“A law that can be directed against speech found offensive to some portion of the public can be turned against minority and dissenting views to the detriment of all.”
Justice Neil Gorsuch did not weigh in on the case.
In 2014, the trademark office cancelled the Washington Redskins’ trademark ruling that the teams’ name offends Native Americans. The team filed an appeal which was put on hold awaiting the Slants case ruling. The team’s arguments on appeal seem to align with the Court’s ruling in the Slants case, signaling an impending legal victory for the Redskins. However, the outcome in the Redskins case remains uncertain.
A lawyer representing the team told the Washington Post that the Slants case vindicated the team’s position but it will still be up to the trademark office to decide if a given mark should be refused registration for reasons other than disparagement. For instance, the question remains whether trademark protection can be denied for marks that are considered “offensive” (as opposed to merely disparaging). The USPTO can also deny registration to marks under the “immoral” or “scandalous” provisions of Section 2(a) of the Lanham Act, in addition to other legal bases.
The Washington Post notes that the Slants were not happy to be associated with the Redskins. In Mic, Tam, nonetheless refutes critics’ arguments that the SCOTUS decision is a slippery slope that will open the floodgates to applications for all sorts of potentially offensive remarks.
“As a POC, I have never once heard about someone seeking to register their trademark before using a toxic term,” Tam said. “No, they simply use it. And the idea that our market will be flooded by people who just want to register marks on a whim is ridiculous… people have to have an established business purpose, pay the fees, go through the paperwork and have their information in public. Very few would want to do that if establishing a legitimate business.”
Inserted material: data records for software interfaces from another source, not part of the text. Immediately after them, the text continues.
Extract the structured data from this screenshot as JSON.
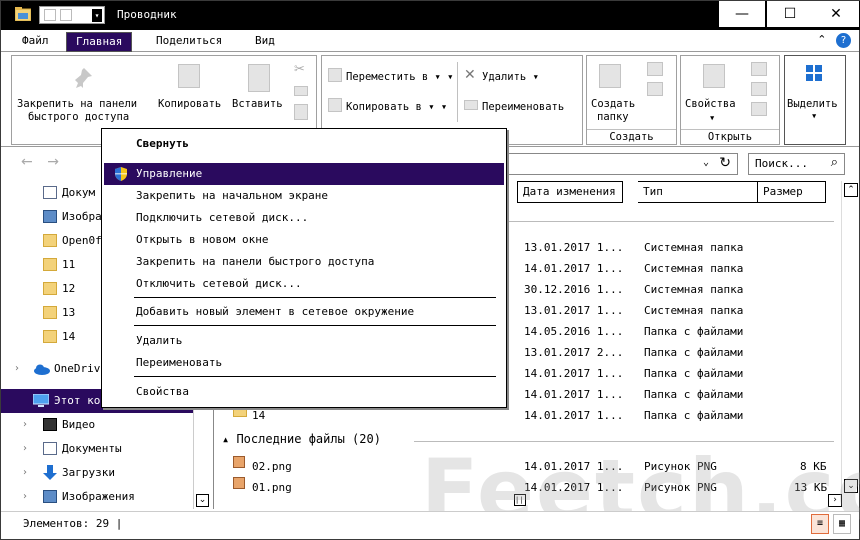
{
  "window": {
    "title": "Проводник",
    "qat_arrow": "▾",
    "minimize": "—",
    "maximize": "☐",
    "close": "✕"
  },
  "tabs": [
    "Файл",
    "Главная",
    "Поделиться",
    "Вид"
  ],
  "tabs_right": {
    "collapse": "⌃",
    "help": "?"
  },
  "ribbon": {
    "pin_label_1": "Закрепить на панели",
    "pin_label_2": "быстрого доступа",
    "copy_label": "Копировать",
    "paste_label": "Вставить",
    "move_to": "Переместить в",
    "copy_to": "Копировать в",
    "delete": "Удалить",
    "rename": "Переименовать",
    "new_folder_1": "Создать",
    "new_folder_2": "папку",
    "group_create": "Создать",
    "properties": "Свойства",
    "group_open": "Открыть",
    "select": "Выделить",
    "caret": "▾"
  },
  "nav": {
    "back": "←",
    "forward": "→",
    "address_caret": "⌄",
    "refresh": "↻",
    "search_placeholder": "Поиск...",
    "search_icon": "⌕"
  },
  "left_pane": {
    "items": [
      {
        "label": "Докум",
        "icon": "document-icon"
      },
      {
        "label": "Изобра",
        "icon": "images-icon"
      },
      {
        "label": "Open0f",
        "icon": "folder-icon"
      },
      {
        "label": "11",
        "icon": "folder-icon"
      },
      {
        "label": "12",
        "icon": "folder-icon"
      },
      {
        "label": "13",
        "icon": "folder-icon"
      },
      {
        "label": "14",
        "icon": "folder-icon"
      },
      {
        "label": "OneDriv",
        "icon": "onedrive-icon"
      },
      {
        "label": "Этот ко",
        "icon": "computer-icon"
      },
      {
        "label": "Видео",
        "icon": "video-icon"
      },
      {
        "label": "Документы",
        "icon": "document-icon"
      },
      {
        "label": "Загрузки",
        "icon": "download-icon"
      },
      {
        "label": "Изображения",
        "icon": "images-icon"
      }
    ],
    "expand": "›",
    "scroll_down": "⌄"
  },
  "columns": {
    "date": "Дата изменения",
    "type": "Тип",
    "size": "Размер"
  },
  "rows": [
    {
      "name": "",
      "date": "13.01.2017 1...",
      "type": "Системная папка",
      "size": ""
    },
    {
      "name": "",
      "date": "14.01.2017 1...",
      "type": "Системная папка",
      "size": ""
    },
    {
      "name": "",
      "date": "30.12.2016 1...",
      "type": "Системная папка",
      "size": ""
    },
    {
      "name": "",
      "date": "13.01.2017 1...",
      "type": "Системная папка",
      "size": ""
    },
    {
      "name": "",
      "date": "14.05.2016 1...",
      "type": "Папка с файлами",
      "size": ""
    },
    {
      "name": "",
      "date": "13.01.2017 2...",
      "type": "Папка с файлами",
      "size": ""
    },
    {
      "name": "",
      "date": "14.01.2017 1...",
      "type": "Папка с файлами",
      "size": ""
    },
    {
      "name": "",
      "date": "14.01.2017 1...",
      "type": "Папка с файлами",
      "size": ""
    },
    {
      "name": "14",
      "date": "14.01.2017 1...",
      "type": "Папка с файлами",
      "size": ""
    }
  ],
  "recent_group": "Последние файлы (20)",
  "recent_rows": [
    {
      "name": "02.png",
      "date": "14.01.2017 1...",
      "type": "Рисунок PNG",
      "size": "8 КБ"
    },
    {
      "name": "01.png",
      "date": "14.01.2017 1...",
      "type": "Рисунок PNG",
      "size": "13 КБ"
    }
  ],
  "status": {
    "count": "Элементов: 29 |"
  },
  "watermark": "Feetch.com",
  "context_menu": [
    {
      "label": "Свернуть",
      "bold": true
    },
    {
      "label": "Управление",
      "highlighted": true,
      "icon": "shield-icon"
    },
    {
      "label": "Закрепить на начальном экране"
    },
    {
      "label": "Подключить сетевой диск..."
    },
    {
      "label": "Открыть в новом окне"
    },
    {
      "label": "Закрепить на панели быстрого доступа"
    },
    {
      "label": "Отключить сетевой диск..."
    },
    {
      "label": "Добавить новый элемент в сетевое окружение"
    },
    {
      "label": "Удалить"
    },
    {
      "label": "Переименовать"
    },
    {
      "label": "Свойства"
    }
  ],
  "colors": {
    "accent": "#2a0a5e"
  }
}
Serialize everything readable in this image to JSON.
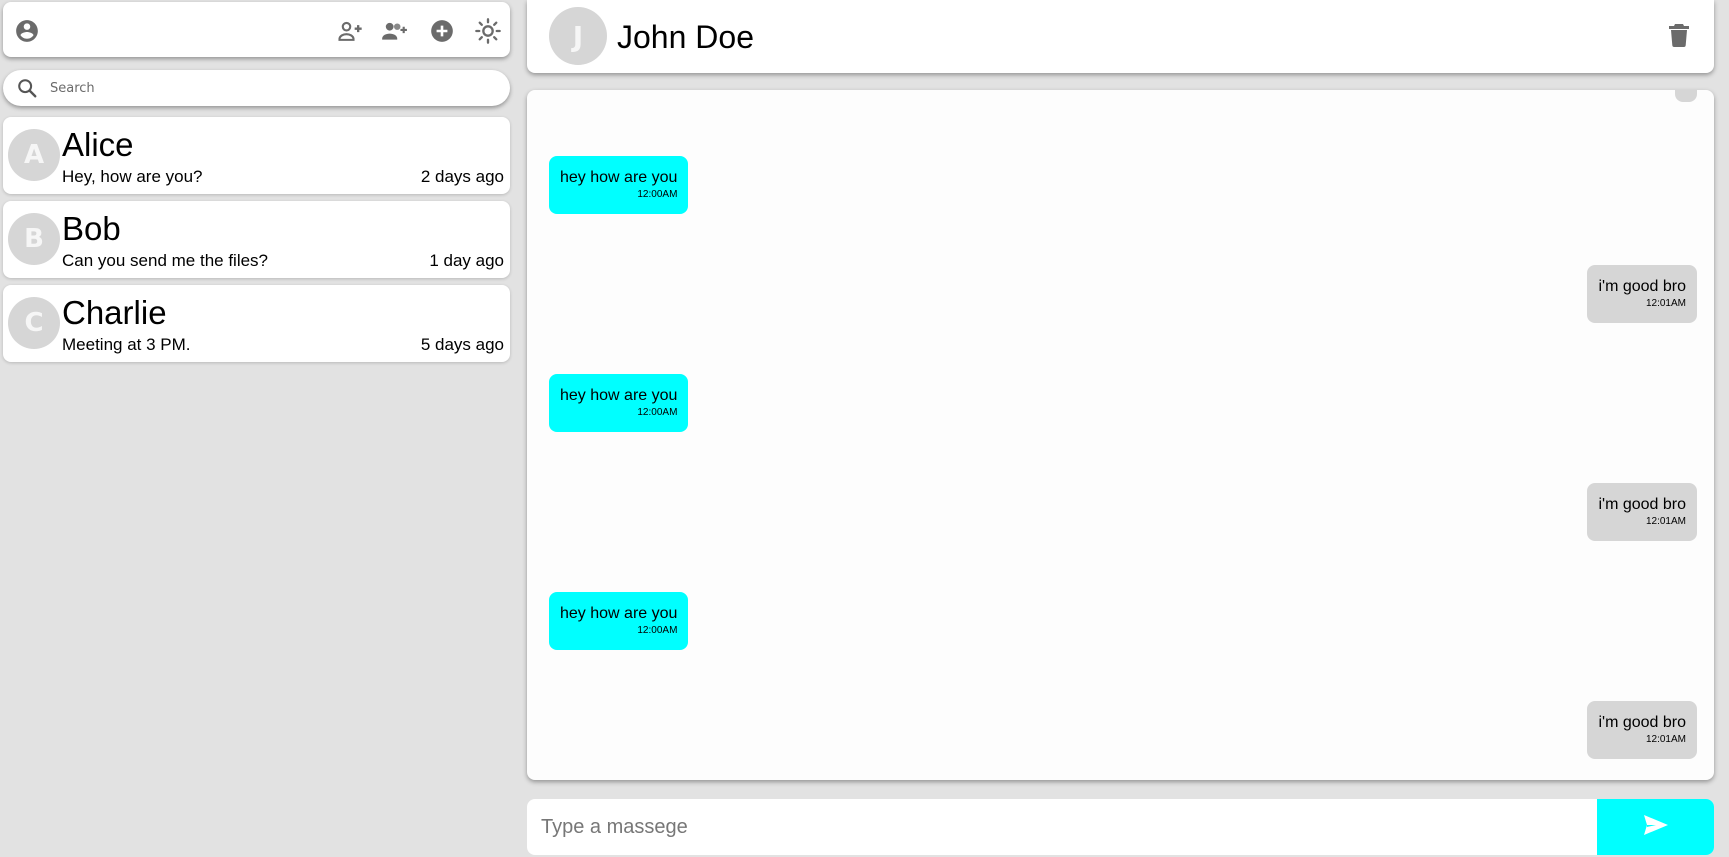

It’s worth noting that the trademark office has been wildly inconsistent in deciding what constitutes an offensive term. Companies such as Baked By A Negro bakery products, Midget Man condoms, and Dago Swagg clothing have been granted trademark protection over the years.